Return the listing below in full, with every line exactly as it is.

Source data Start Marker

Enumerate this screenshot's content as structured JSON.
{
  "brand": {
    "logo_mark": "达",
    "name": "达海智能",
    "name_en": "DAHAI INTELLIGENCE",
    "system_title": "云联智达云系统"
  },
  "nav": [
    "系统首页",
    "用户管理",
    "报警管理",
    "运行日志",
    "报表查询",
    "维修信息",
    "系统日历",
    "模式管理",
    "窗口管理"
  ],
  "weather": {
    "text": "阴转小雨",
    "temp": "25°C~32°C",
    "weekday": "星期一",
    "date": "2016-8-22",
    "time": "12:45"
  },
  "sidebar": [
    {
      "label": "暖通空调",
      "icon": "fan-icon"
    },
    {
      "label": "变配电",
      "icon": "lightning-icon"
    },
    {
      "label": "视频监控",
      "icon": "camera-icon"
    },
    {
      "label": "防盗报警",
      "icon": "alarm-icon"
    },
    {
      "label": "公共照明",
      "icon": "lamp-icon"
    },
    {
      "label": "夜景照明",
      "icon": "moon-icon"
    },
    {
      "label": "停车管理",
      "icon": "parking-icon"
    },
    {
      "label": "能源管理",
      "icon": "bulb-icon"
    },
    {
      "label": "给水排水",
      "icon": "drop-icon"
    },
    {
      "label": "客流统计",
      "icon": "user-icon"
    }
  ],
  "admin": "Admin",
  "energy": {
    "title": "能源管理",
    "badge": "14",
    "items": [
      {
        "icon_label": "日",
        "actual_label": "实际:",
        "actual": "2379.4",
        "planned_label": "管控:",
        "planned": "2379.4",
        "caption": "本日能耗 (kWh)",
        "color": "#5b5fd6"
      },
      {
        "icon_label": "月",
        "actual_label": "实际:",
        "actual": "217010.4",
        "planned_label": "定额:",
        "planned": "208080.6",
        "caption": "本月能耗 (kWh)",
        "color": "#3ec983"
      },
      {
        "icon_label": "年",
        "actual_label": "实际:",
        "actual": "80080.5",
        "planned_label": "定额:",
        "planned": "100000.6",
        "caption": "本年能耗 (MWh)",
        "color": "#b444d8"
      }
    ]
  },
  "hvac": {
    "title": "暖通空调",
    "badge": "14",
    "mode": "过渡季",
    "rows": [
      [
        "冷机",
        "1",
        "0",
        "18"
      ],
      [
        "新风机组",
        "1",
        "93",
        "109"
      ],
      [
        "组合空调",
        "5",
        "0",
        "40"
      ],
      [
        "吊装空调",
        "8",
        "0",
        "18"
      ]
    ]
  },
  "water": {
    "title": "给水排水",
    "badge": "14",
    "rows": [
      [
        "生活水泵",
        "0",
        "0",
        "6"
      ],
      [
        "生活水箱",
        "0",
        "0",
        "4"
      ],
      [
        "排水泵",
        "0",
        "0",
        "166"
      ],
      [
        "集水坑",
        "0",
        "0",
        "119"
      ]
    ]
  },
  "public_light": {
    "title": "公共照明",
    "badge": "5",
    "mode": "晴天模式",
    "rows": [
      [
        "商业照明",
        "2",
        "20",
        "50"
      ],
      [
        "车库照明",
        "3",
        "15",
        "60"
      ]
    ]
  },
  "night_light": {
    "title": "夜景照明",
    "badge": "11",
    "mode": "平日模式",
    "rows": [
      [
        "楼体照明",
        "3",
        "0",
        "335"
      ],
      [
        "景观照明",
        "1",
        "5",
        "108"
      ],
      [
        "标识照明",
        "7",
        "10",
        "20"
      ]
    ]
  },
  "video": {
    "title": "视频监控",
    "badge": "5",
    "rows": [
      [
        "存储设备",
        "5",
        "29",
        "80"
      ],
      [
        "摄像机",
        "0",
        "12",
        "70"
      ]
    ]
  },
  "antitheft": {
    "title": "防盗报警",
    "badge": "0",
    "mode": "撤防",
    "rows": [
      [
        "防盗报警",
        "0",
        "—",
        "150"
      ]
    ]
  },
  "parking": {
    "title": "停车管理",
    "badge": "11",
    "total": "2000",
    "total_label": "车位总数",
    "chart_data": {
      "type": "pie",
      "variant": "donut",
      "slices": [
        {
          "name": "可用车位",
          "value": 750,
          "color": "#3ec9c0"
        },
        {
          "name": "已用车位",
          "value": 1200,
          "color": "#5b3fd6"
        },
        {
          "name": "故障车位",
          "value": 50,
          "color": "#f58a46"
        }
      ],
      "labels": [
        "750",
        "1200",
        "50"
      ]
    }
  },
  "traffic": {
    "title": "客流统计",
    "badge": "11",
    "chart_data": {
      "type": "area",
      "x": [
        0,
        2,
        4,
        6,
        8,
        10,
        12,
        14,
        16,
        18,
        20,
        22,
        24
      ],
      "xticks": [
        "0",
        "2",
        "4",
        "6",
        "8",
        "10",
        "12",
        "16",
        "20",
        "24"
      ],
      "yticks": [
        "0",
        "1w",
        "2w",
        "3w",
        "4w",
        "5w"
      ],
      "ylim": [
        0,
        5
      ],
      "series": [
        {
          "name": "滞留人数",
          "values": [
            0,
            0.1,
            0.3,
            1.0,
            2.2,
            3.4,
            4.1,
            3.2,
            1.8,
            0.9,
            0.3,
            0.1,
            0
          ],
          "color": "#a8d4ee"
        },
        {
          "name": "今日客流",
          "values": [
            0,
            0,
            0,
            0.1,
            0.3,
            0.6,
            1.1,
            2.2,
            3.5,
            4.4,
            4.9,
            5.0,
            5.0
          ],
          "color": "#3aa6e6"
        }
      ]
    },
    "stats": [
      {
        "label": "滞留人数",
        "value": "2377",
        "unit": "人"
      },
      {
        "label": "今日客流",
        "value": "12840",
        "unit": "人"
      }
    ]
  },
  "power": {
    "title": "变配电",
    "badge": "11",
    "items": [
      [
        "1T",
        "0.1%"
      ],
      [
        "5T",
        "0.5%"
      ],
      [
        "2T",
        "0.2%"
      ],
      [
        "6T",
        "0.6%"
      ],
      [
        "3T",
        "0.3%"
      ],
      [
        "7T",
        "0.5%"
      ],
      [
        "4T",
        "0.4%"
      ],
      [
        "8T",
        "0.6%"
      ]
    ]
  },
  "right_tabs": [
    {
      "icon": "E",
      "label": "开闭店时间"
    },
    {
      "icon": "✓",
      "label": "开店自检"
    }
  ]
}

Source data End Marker

Problem solution |
Enumerate this screenshot's content as structured JSON.
{
  "brand": {
    "logo_mark": "达",
    "name": "达海智能",
    "name_en": "DAHAI INTELLIGENCE",
    "system_title": "云联智达云系统"
  },
  "nav": [
    "系统首页",
    "用户管理",
    "报警管理",
    "运行日志",
    "报表查询",
    "维修信息",
    "系统日历",
    "模式管理",
    "窗口管理"
  ],
  "weather": {
    "text": "阴转小雨",
    "temp": "25°C~32°C",
    "weekday": "星期一",
    "date": "2016-8-22",
    "time": "12:45"
  },
  "sidebar": [
    {
      "label": "暖通空调",
      "icon": "fan-icon"
    },
    {
      "label": "变配电",
      "icon": "lightning-icon"
    },
    {
      "label": "视频监控",
      "icon": "camera-icon"
    },
    {
      "label": "防盗报警",
      "icon": "alarm-icon"
    },
    {
      "label": "公共照明",
      "icon": "lamp-icon"
    },
    {
      "label": "夜景照明",
      "icon": "moon-icon"
    },
    {
      "label": "停车管理",
      "icon": "parking-icon"
    },
    {
      "label": "能源管理",
      "icon": "bulb-icon"
    },
    {
      "label": "给水排水",
      "icon": "drop-icon"
    },
    {
      "label": "客流统计",
      "icon": "user-icon"
    }
  ],
  "admin": "Admin",
  "energy": {
    "title": "能源管理",
    "badge": "14",
    "items": [
      {
        "icon_label": "日",
        "actual_label": "实际:",
        "actual": "2379.4",
        "planned_label": "管控:",
        "planned": "2379.4",
        "caption": "本日能耗 (kWh)",
        "color": "#5b5fd6"
      },
      {
        "icon_label": "月",
        "actual_label": "实际:",
        "actual": "217010.4",
        "planned_label": "定额:",
        "planned": "208080.6",
        "caption": "本月能耗 (kWh)",
        "color": "#3ec983"
      },
      {
        "icon_label": "年",
        "actual_label": "实际:",
        "actual": "80080.5",
        "planned_label": "定额:",
        "planned": "100000.6",
        "caption": "本年能耗 (MWh)",
        "color": "#b444d8"
      }
    ]
  },
  "hvac": {
    "title": "暖通空调",
    "badge": "14",
    "mode": "过渡季",
    "rows": [
      [
        "冷机",
        "1",
        "0",
        "18"
      ],
      [
        "新风机组",
        "1",
        "93",
        "109"
      ],
      [
        "组合空调",
        "5",
        "0",
        "40"
      ],
      [
        "吊装空调",
        "8",
        "0",
        "18"
      ]
    ]
  },
  "water": {
    "title": "给水排水",
    "badge": "14",
    "rows": [
      [
        "生活水泵",
        "0",
        "0",
        "6"
      ],
      [
        "生活水箱",
        "0",
        "0",
        "4"
      ],
      [
        "排水泵",
        "0",
        "0",
        "166"
      ],
      [
        "集水坑",
        "0",
        "0",
        "119"
      ]
    ]
  },
  "public_light": {
    "title": "公共照明",
    "badge": "5",
    "mode": "晴天模式",
    "rows": [
      [
        "商业照明",
        "2",
        "20",
        "50"
      ],
      [
        "车库照明",
        "3",
        "15",
        "60"
      ]
    ]
  },
  "night_light": {
    "title": "夜景照明",
    "badge": "11",
    "mode": "平日模式",
    "rows": [
      [
        "楼体照明",
        "3",
        "0",
        "335"
      ],
      [
        "景观照明",
        "1",
        "5",
        "108"
      ],
      [
        "标识照明",
        "7",
        "10",
        "20"
      ]
    ]
  },
  "video": {
    "title": "视频监控",
    "badge": "5",
    "rows": [
      [
        "存储设备",
        "5",
        "29",
        "80"
      ],
      [
        "摄像机",
        "0",
        "12",
        "70"
      ]
    ]
  },
  "antitheft": {
    "title": "防盗报警",
    "badge": "0",
    "mode": "撤防",
    "rows": [
      [
        "防盗报警",
        "0",
        "—",
        "150"
      ]
    ]
  },
  "parking": {
    "title": "停车管理",
    "badge": "11",
    "total": "2000",
    "total_label": "车位总数",
    "chart_data": {
      "type": "pie",
      "variant": "donut",
      "slices": [
        {
          "name": "可用车位",
          "value": 750,
          "color": "#3ec9c0"
        },
        {
          "name": "已用车位",
          "value": 1200,
          "color": "#5b3fd6"
        },
        {
          "name": "故障车位",
          "value": 50,
          "color": "#f58a46"
        }
      ],
      "labels": [
        "750",
        "1200",
        "50"
      ]
    }
  },
  "traffic": {
    "title": "客流统计",
    "badge": "11",
    "chart_data": {
      "type": "area",
      "x": [
        0,
        2,
        4,
        6,
        8,
        10,
        12,
        14,
        16,
        18,
        20,
        22,
        24
      ],
      "xticks": [
        "0",
        "2",
        "4",
        "6",
        "8",
        "10",
        "12",
        "16",
        "20",
        "24"
      ],
      "yticks": [
        "0",
        "1w",
        "2w",
        "3w",
        "4w",
        "5w"
      ],
      "ylim": [
        0,
        5
      ],
      "series": [
        {
          "name": "滞留人数",
          "values": [
            0,
            0.1,
            0.3,
            1.0,
            2.2,
            3.4,
            4.1,
            3.2,
            1.8,
            0.9,
            0.3,
            0.1,
            0
          ],
          "color": "#a8d4ee"
        },
        {
          "name": "今日客流",
          "values": [
            0,
            0,
            0,
            0.1,
            0.3,
            0.6,
            1.1,
            2.2,
            3.5,
            4.4,
            4.9,
            5.0,
            5.0
          ],
          "color": "#3aa6e6"
        }
      ]
    },
    "stats": [
      {
        "label": "滞留人数",
        "value": "2377",
        "unit": "人"
      },
      {
        "label": "今日客流",
        "value": "12840",
        "unit": "人"
      }
    ]
  },
  "power": {
    "title": "变配电",
    "badge": "11",
    "items": [
      [
        "1T",
        "0.1%"
      ],
      [
        "5T",
        "0.5%"
      ],
      [
        "2T",
        "0.2%"
      ],
      [
        "6T",
        "0.6%"
      ],
      [
        "3T",
        "0.3%"
      ],
      [
        "7T",
        "0.5%"
      ],
      [
        "4T",
        "0.4%"
      ],
      [
        "8T",
        "0.6%"
      ]
    ]
  },
  "right_tabs": [
    {
      "icon": "E",
      "label": "开闭店时间"
    },
    {
      "icon": "✓",
      "label": "开店自检"
    }
  ]
}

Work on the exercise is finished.